Exercise details:
Every line below that holds the string "JSON" should be copied.

Entries supplied:
┄┄┄┄┄┄

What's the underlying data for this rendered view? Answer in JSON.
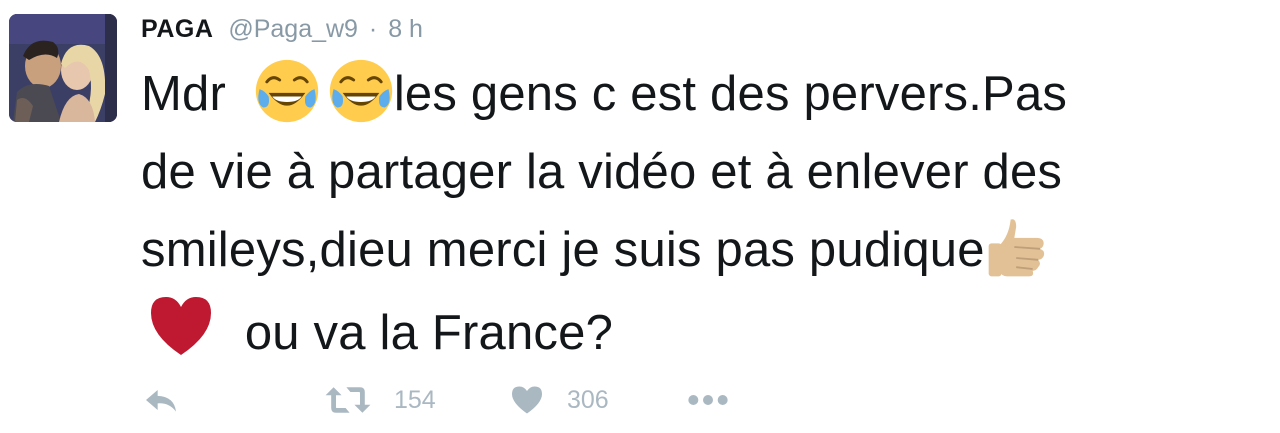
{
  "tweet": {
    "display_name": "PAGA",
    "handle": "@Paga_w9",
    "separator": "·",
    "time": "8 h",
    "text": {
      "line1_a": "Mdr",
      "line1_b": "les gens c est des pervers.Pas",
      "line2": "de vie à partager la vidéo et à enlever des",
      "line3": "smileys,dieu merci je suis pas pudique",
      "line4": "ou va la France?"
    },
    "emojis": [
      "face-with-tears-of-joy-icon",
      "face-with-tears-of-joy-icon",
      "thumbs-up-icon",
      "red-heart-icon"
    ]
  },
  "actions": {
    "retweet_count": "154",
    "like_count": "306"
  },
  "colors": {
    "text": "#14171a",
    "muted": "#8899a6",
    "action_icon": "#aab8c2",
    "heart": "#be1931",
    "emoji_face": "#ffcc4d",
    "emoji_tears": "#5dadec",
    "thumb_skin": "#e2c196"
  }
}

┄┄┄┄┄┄

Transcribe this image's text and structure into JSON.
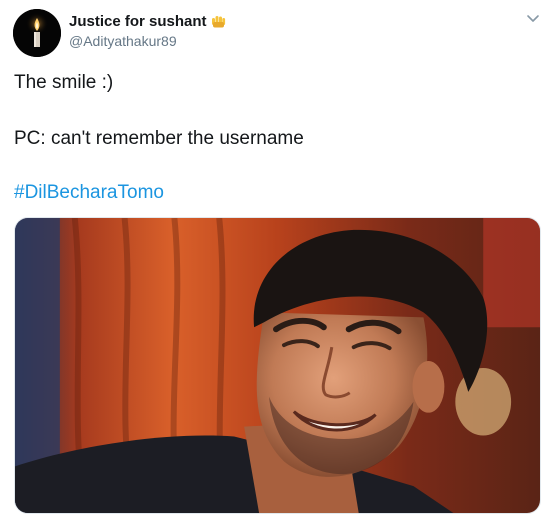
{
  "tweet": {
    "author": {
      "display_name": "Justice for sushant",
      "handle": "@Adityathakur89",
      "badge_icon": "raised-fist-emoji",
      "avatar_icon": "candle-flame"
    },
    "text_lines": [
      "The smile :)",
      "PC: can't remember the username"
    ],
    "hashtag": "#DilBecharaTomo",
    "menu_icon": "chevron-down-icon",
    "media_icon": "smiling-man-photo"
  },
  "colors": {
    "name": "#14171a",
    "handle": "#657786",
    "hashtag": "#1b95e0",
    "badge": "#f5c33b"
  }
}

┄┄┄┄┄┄

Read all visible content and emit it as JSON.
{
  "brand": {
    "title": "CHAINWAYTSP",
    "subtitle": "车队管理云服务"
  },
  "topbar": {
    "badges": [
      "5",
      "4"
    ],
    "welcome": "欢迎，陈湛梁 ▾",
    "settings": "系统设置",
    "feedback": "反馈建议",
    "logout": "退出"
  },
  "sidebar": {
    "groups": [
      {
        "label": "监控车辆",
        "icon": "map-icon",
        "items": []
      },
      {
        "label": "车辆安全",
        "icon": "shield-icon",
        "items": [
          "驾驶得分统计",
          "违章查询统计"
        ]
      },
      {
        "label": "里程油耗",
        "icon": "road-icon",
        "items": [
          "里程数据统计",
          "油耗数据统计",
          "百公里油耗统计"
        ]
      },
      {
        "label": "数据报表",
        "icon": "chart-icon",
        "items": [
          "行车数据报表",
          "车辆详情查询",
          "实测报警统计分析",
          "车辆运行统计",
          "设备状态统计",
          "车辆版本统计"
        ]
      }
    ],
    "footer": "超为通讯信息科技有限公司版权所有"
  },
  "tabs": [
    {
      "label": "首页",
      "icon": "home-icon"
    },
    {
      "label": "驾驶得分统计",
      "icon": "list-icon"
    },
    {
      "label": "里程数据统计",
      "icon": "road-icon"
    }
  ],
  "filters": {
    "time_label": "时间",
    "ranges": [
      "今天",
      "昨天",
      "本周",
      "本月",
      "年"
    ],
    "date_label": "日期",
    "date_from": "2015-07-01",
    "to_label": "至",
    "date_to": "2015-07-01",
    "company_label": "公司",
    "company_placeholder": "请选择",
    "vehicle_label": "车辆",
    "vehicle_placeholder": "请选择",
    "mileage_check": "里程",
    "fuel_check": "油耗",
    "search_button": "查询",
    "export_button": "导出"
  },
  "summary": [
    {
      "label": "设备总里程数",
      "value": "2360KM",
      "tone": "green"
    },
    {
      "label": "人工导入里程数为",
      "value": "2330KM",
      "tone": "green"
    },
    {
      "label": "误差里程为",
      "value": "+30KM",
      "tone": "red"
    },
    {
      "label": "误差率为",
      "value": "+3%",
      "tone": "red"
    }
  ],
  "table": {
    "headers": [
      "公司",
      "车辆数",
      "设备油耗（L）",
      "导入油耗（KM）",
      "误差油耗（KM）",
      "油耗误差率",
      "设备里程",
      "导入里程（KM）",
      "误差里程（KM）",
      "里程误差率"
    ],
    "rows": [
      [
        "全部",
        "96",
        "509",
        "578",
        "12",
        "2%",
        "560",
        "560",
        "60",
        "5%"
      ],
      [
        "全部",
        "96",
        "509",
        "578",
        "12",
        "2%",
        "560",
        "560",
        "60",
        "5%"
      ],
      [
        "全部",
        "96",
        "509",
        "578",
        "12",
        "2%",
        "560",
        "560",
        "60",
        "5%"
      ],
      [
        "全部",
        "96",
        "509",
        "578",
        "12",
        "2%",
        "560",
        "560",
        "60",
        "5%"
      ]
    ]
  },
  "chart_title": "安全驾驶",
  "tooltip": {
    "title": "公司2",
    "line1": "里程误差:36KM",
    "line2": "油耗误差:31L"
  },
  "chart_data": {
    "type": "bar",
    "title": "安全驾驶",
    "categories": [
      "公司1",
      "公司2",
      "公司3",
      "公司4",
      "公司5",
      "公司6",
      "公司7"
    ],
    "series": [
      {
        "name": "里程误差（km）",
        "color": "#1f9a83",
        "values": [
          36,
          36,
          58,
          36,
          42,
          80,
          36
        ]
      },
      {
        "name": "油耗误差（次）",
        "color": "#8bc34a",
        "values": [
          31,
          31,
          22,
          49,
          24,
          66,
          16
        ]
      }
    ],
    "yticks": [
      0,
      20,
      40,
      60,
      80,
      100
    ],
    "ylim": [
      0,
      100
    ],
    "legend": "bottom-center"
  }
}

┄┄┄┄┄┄

Answer:
What's the underlying data for this rendered view? Answer in JSON.
Transcribe this image's text and structure into JSON.
Read all visible content and emit it as JSON.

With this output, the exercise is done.